I hate to give that away but the Chinese know it is true and we know it is true.

At about the same time that the Chinese Embassy’s deputy chief of mission briefed reporters, Li Dongsheng, vice minister for the State Administration for Industry and Commerce in Chiina, told reporters in China that China had developed “very good, very complete methods” to regulate product safety.

“There is now largely no problem with food safety. It is an issue the people care about greatly,” Mr. Li said. “So if there is a small problem, it becomes a big problem for us. So basically for now, we can guarantee food safety.”

That had to be a lie too.

Later that same afternoon, the U.S. Consumer Product Safety Commission announced a recall of some “Thomas Train” toy items. They were painted in China using lead paint which is toxic. Everyone in the world has known for decades that lead paint is toxic.

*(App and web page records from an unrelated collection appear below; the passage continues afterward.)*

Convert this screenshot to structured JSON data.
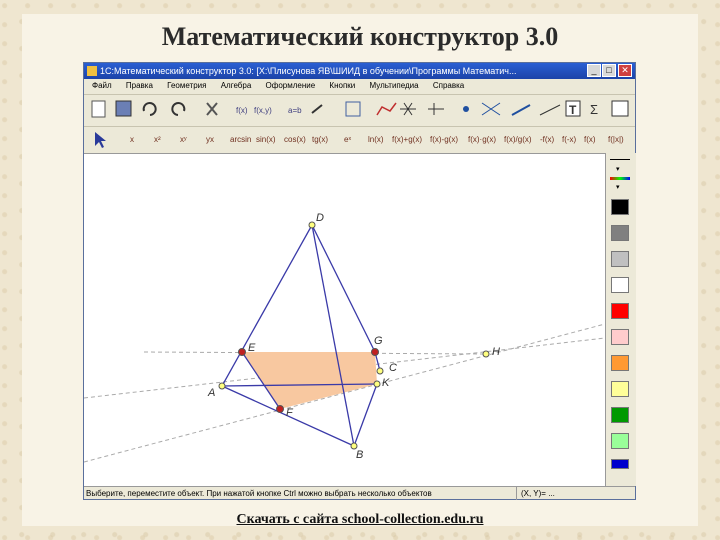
{
  "slide": {
    "title": "Математический конструктор 3.0",
    "footer_link": "Скачать с сайта school-collection.edu.ru"
  },
  "window": {
    "title": "1С:Математический конструктор 3.0: [X:\\Плисунова ЯВ\\ШИИД в обучении\\Программы Математич...",
    "menu": [
      "Файл",
      "Правка",
      "Геометрия",
      "Алгебра",
      "Оформление",
      "Кнопки",
      "Мультипедиа",
      "Справка"
    ],
    "toolbar2": [
      "x",
      "x²",
      "xʸ",
      "yx",
      "arcsin",
      "sin(x)",
      "cos(x)",
      "tg(x)",
      "eˣ",
      "ln(x)",
      "f(x)+g(x)",
      "f(x)-g(x)",
      "f(x)·g(x)",
      "f(x)/g(x)",
      "-f(x)",
      "f(-x)",
      "f(x)",
      "f(|x|)"
    ],
    "status": "Выберите, переместите объект. При нажатой кнопке Ctrl можно выбрать несколько объектов",
    "status_right": "(X, Y)= ..."
  },
  "figure": {
    "points": [
      "D",
      "E",
      "G",
      "C",
      "H",
      "K",
      "A",
      "F",
      "B"
    ],
    "fill_color": "#f8c8a0",
    "edge_color": "#3a3aa8"
  },
  "palette": [
    "#000000",
    "#808080",
    "#c0c0c0",
    "#ffffff",
    "#ff0000",
    "#ffcccc",
    "#ff9933",
    "#ffff99",
    "#009900",
    "#99ff99",
    "#0000cc"
  ]
}
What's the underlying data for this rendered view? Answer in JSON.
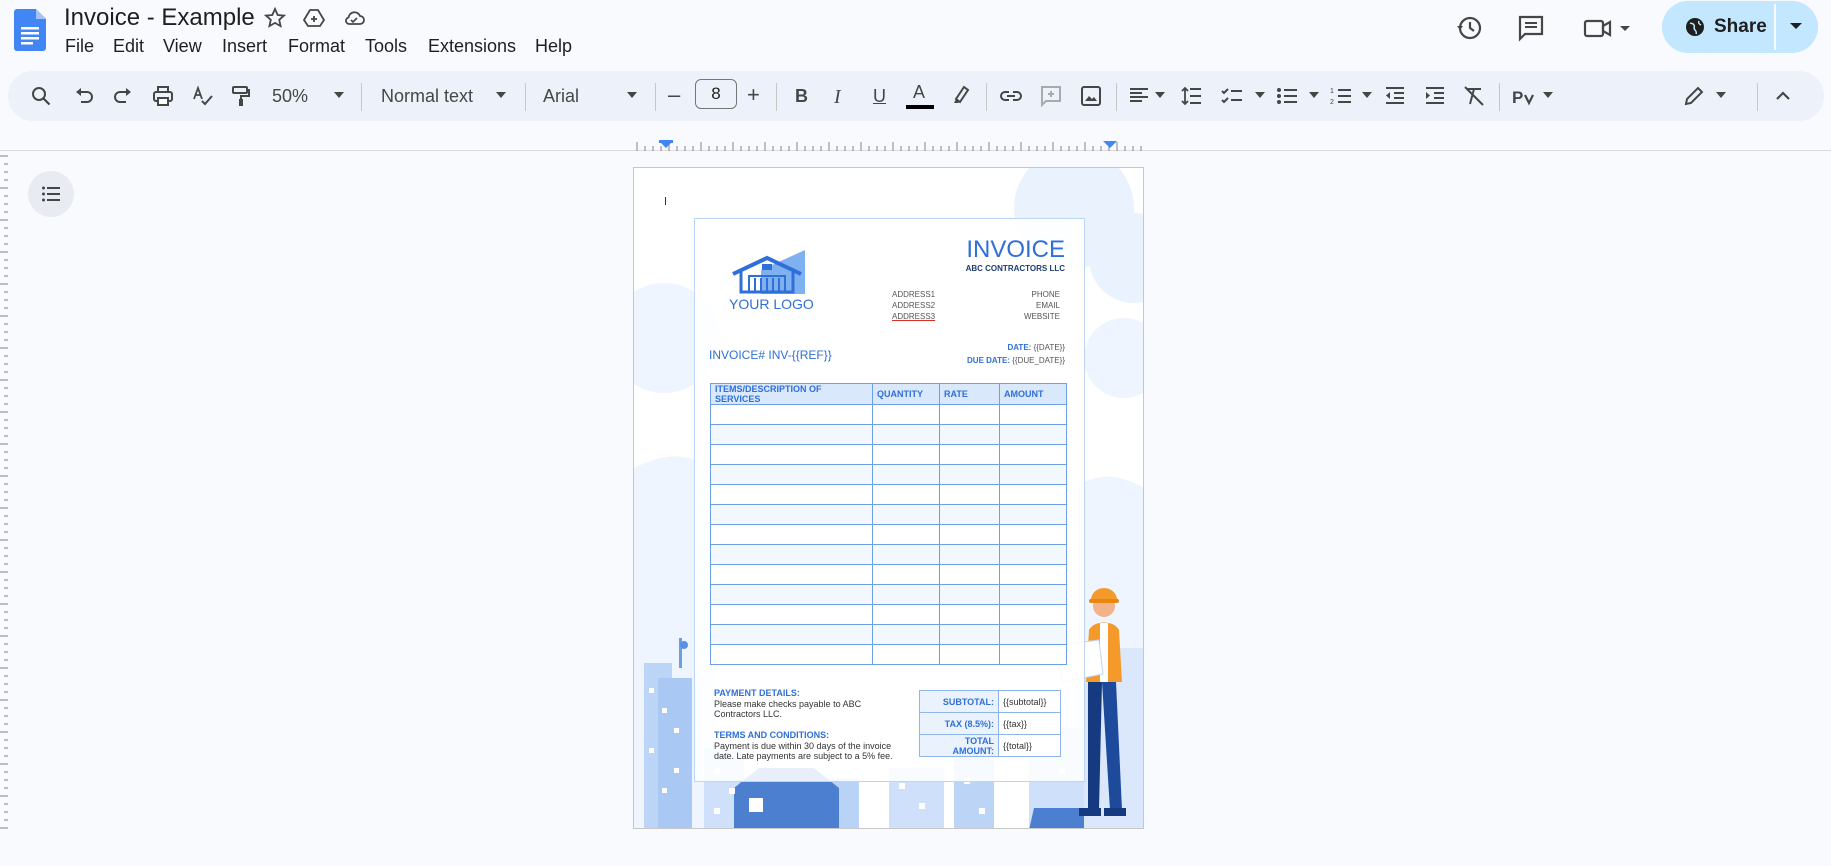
{
  "app": {
    "title": "Invoice - Example",
    "menus": [
      "File",
      "Edit",
      "View",
      "Insert",
      "Format",
      "Tools",
      "Extensions",
      "Help"
    ],
    "share_label": "Share"
  },
  "toolbar": {
    "zoom": "50%",
    "style": "Normal text",
    "font": "Arial",
    "font_size": "8",
    "minus": "–",
    "plus": "+",
    "bold": "B",
    "italic": "I",
    "underline": "U",
    "text_color": "A",
    "text_color_value": "#000000"
  },
  "invoice": {
    "logo_text": "YOUR LOGO",
    "heading": "INVOICE",
    "company": "ABC CONTRACTORS LLC",
    "address": [
      "ADDRESS1",
      "ADDRESS2",
      "ADDRESS3"
    ],
    "contact": [
      "PHONE",
      "EMAIL",
      "WEBSITE"
    ],
    "number_label": "INVOICE#",
    "number_value": "INV-{{REF}}",
    "date_label": "DATE:",
    "date_value": "{{DATE}}",
    "due_label": "DUE DATE:",
    "due_value": "{{DUE_DATE}}",
    "columns": [
      "ITEMS/DESCRIPTION OF SERVICES",
      "QUANTITY",
      "RATE",
      "AMOUNT"
    ],
    "payment_title": "PAYMENT DETAILS:",
    "payment_text": "Please make checks payable to ABC Contractors LLC.",
    "terms_title": "TERMS AND CONDITIONS:",
    "terms_text": "Payment is due within 30 days of the invoice date. Late payments are subject to a 5% fee.",
    "subtotal_label": "SUBTOTAL:",
    "subtotal_value": "{{subtotal}}",
    "tax_label": "TAX (8.5%):",
    "tax_value": "{{tax}}",
    "total_label": "TOTAL AMOUNT:",
    "total_value": "{{total}}"
  },
  "colors": {
    "accent": "#2f6fd8",
    "share_bg": "#c2e7ff",
    "toolbar_bg": "#edf2fa",
    "app_bg": "#f8fafd"
  }
}
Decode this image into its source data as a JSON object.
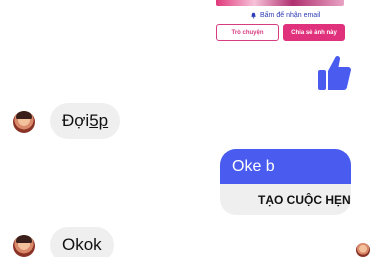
{
  "share_card": {
    "email_text": "Bấm để nhận email",
    "chat_button": "Trò chuyện",
    "share_button": "Chia sẻ ảnh này"
  },
  "messages": {
    "incoming_1_prefix": "Đợi ",
    "incoming_1_link": "5p",
    "outgoing_text": "Oke b",
    "outgoing_action": "TẠO CUỘC HẸN",
    "incoming_2": "Okok"
  },
  "colors": {
    "accent_blue": "#4a5cf0",
    "pink": "#e0327c",
    "bubble_gray": "#efefef"
  },
  "icons": {
    "like": "thumbs-up-icon",
    "bell": "bell-icon"
  }
}
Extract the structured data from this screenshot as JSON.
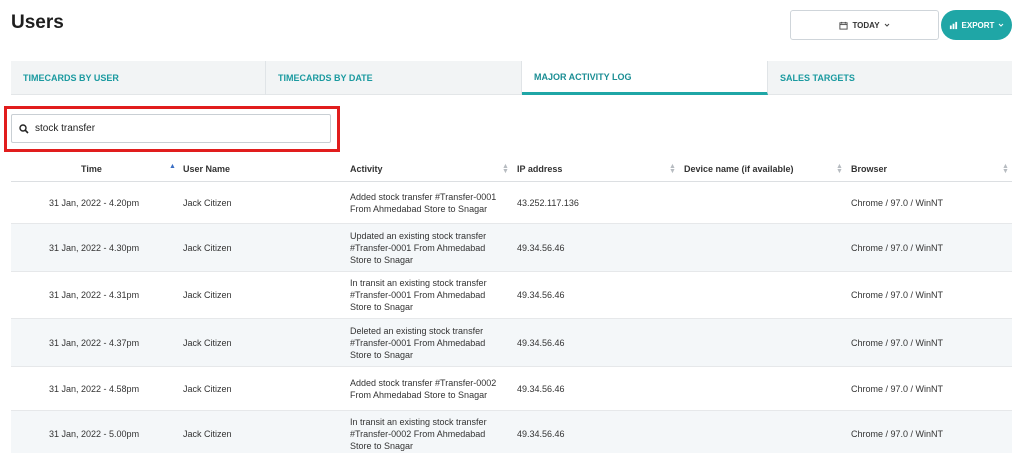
{
  "page": {
    "title": "Users"
  },
  "toolbar": {
    "today_label": "TODAY",
    "export_label": "EXPORT",
    "calendar_icon": "calendar-icon",
    "chart_icon": "bar-chart-icon"
  },
  "tabs": [
    {
      "label": "TIMECARDS BY USER",
      "active": false
    },
    {
      "label": "TIMECARDS BY DATE",
      "active": false
    },
    {
      "label": "MAJOR ACTIVITY LOG",
      "active": true
    },
    {
      "label": "SALES TARGETS",
      "active": false
    }
  ],
  "search": {
    "value": "stock transfer",
    "placeholder": ""
  },
  "table": {
    "columns": [
      "Time",
      "User Name",
      "Activity",
      "IP address",
      "Device name (if available)",
      "Browser"
    ],
    "rows": [
      {
        "time": "31 Jan, 2022 - 4.20pm",
        "user": "Jack Citizen",
        "activity": [
          "Added stock transfer #Transfer-0001",
          "From Ahmedabad Store to Snagar"
        ],
        "ip": "43.252.117.136",
        "device": "",
        "browser": "Chrome / 97.0 / WinNT"
      },
      {
        "time": "31 Jan, 2022 - 4.30pm",
        "user": "Jack Citizen",
        "activity": [
          "Updated an existing stock transfer",
          "#Transfer-0001 From Ahmedabad",
          "Store to Snagar"
        ],
        "ip": "49.34.56.46",
        "device": "",
        "browser": "Chrome / 97.0 / WinNT"
      },
      {
        "time": "31 Jan, 2022 - 4.31pm",
        "user": "Jack Citizen",
        "activity": [
          "In transit an existing stock transfer",
          "#Transfer-0001 From Ahmedabad",
          "Store to Snagar"
        ],
        "ip": "49.34.56.46",
        "device": "",
        "browser": "Chrome / 97.0 / WinNT"
      },
      {
        "time": "31 Jan, 2022 - 4.37pm",
        "user": "Jack Citizen",
        "activity": [
          "Deleted an existing stock transfer",
          "#Transfer-0001 From Ahmedabad",
          "Store to Snagar"
        ],
        "ip": "49.34.56.46",
        "device": "",
        "browser": "Chrome / 97.0 / WinNT"
      },
      {
        "time": "31 Jan, 2022 - 4.58pm",
        "user": "Jack Citizen",
        "activity": [
          "Added stock transfer #Transfer-0002",
          "From Ahmedabad Store to Snagar"
        ],
        "ip": "49.34.56.46",
        "device": "",
        "browser": "Chrome / 97.0 / WinNT"
      },
      {
        "time": "31 Jan, 2022 - 5.00pm",
        "user": "Jack Citizen",
        "activity": [
          "In transit an existing stock transfer",
          "#Transfer-0002 From Ahmedabad",
          "Store to Snagar"
        ],
        "ip": "49.34.56.46",
        "device": "",
        "browser": "Chrome / 97.0 / WinNT"
      }
    ]
  },
  "colors": {
    "accent": "#1fa6a6",
    "highlight": "#e11d1d",
    "sort_active": "#3b6fc4"
  }
}
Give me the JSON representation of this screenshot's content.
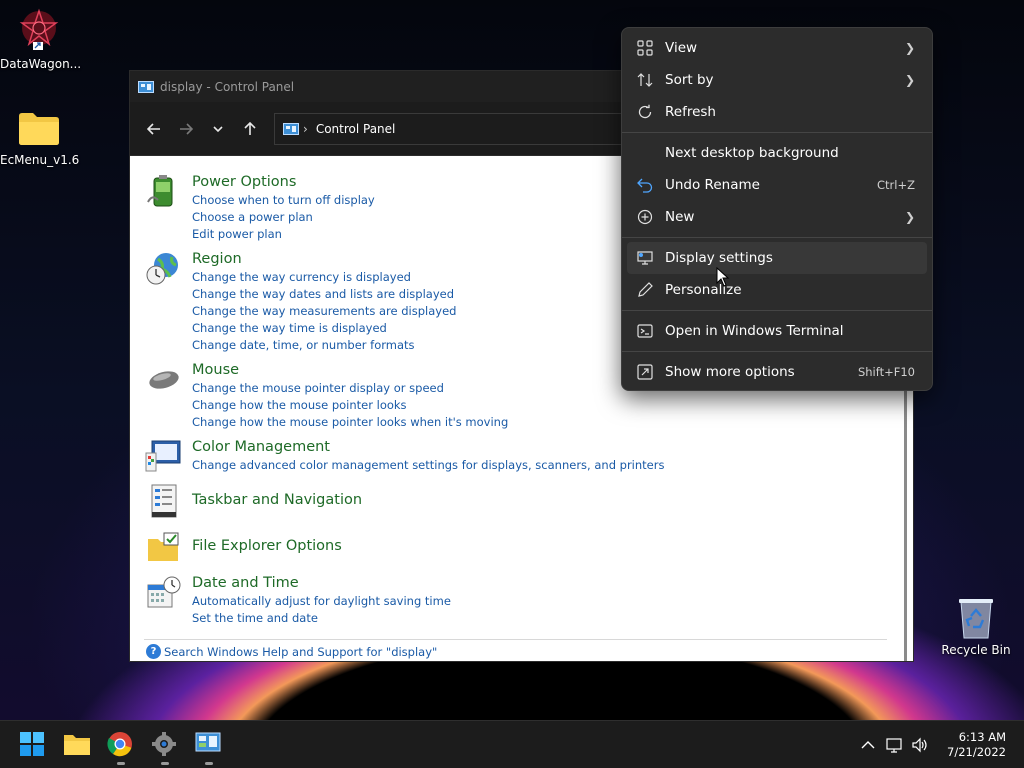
{
  "desktop": {
    "icons": [
      {
        "label": "DataWagon..."
      },
      {
        "label": "EcMenu_v1.6"
      }
    ],
    "recycle_bin": {
      "label": "Recycle Bin"
    }
  },
  "window": {
    "title": "display - Control Panel",
    "address": "Control Panel",
    "groups": [
      {
        "title": "Power Options",
        "links": [
          "Choose when to turn off display",
          "Choose a power plan",
          "Edit power plan"
        ]
      },
      {
        "title": "Region",
        "links": [
          "Change the way currency is displayed",
          "Change the way dates and lists are displayed",
          "Change the way measurements are displayed",
          "Change the way time is displayed",
          "Change date, time, or number formats"
        ]
      },
      {
        "title": "Mouse",
        "links": [
          "Change the mouse pointer display or speed",
          "Change how the mouse pointer looks",
          "Change how the mouse pointer looks when it's moving"
        ]
      },
      {
        "title": "Color Management",
        "links": [
          "Change advanced color management settings for displays, scanners, and printers"
        ]
      },
      {
        "title": "Taskbar and Navigation",
        "links": []
      },
      {
        "title": "File Explorer Options",
        "links": []
      },
      {
        "title": "Date and Time",
        "links": [
          "Automatically adjust for daylight saving time",
          "Set the time and date"
        ]
      }
    ],
    "footer": "Search Windows Help and Support for \"display\""
  },
  "context_menu": {
    "items": [
      {
        "label": "View",
        "icon": "grid-icon",
        "submenu": true
      },
      {
        "label": "Sort by",
        "icon": "sort-icon",
        "submenu": true
      },
      {
        "label": "Refresh",
        "icon": "refresh-icon"
      },
      {
        "label": "Next desktop background"
      },
      {
        "label": "Undo Rename",
        "icon": "undo-icon",
        "shortcut": "Ctrl+Z"
      },
      {
        "label": "New",
        "icon": "plus-circle-icon",
        "submenu": true
      },
      {
        "label": "Display settings",
        "icon": "display-icon",
        "hovered": true
      },
      {
        "label": "Personalize",
        "icon": "pen-icon"
      },
      {
        "label": "Open in Windows Terminal",
        "icon": "terminal-icon"
      },
      {
        "label": "Show more options",
        "icon": "expand-icon",
        "shortcut": "Shift+F10"
      }
    ]
  },
  "taskbar": {
    "time": "6:13 AM",
    "date": "7/21/2022"
  },
  "colors": {
    "link": "#1a5aa6",
    "group_title": "#1e6a27",
    "menu_bg": "#2c2c2c",
    "taskbar_bg": "#1c1c1c",
    "accent": "#0078d4"
  }
}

Of course the food and product safety scandal widened, even after China had said, “we can guarantee food safety.”
Photo
In the toothpast scandal, first poison was found in some Chinese toothpaste brands.  Then Colgate-Polmolive reported that up to 1 million tubes of counterfeit “Colgate” toothpaste had been discovered.  It was made in China.  It was also poisoned.
***************************

It occurred to me that China had entered Phase Three (schmooze, show that everything is O.K. and move on) even before Phase One and Two had been allowed to play out. By not following their own play book, China got tied up and tripped up in its own shoe laces.

What followed was a series of other “summer scandals” including an abuse of child worker scandal (they were making Beijing Olympics 2008 mementos) and a slavery scandal, to name a few.

Today, communist news organs and the India news agency IANS announced gleefully that China had secured another vote to assist its foreign policy goals in the United Nations.

Sudeshna Sarkar, reporting from Kathmandu, Nepal, for the India News Agency (IANS) wrote, “A bounty of 50 million Chinese yuan (over $6.5 million) and promises of more have procured for China fresh diplomatic support from Nepal, with the communist-majority Nepal government stating that it was opposed to Taiwan’s bid to join the UN.”

Excuse me? China is now BUYING votes in the U.N. from client governments and allies?

So we are back where we started.

Please excuse me if I am distrustful of just about everything said and done by China’s government.

Related:

U.N. Vote for Sale: China Buys an Ally

China Plans Happy Olympics But A Few “Small” Problems Remain

China Planning a Surreal Facade for Summer Olympic Games: Beijing 2008

NY Times: China Moves to Refurbish a Damaged Global Image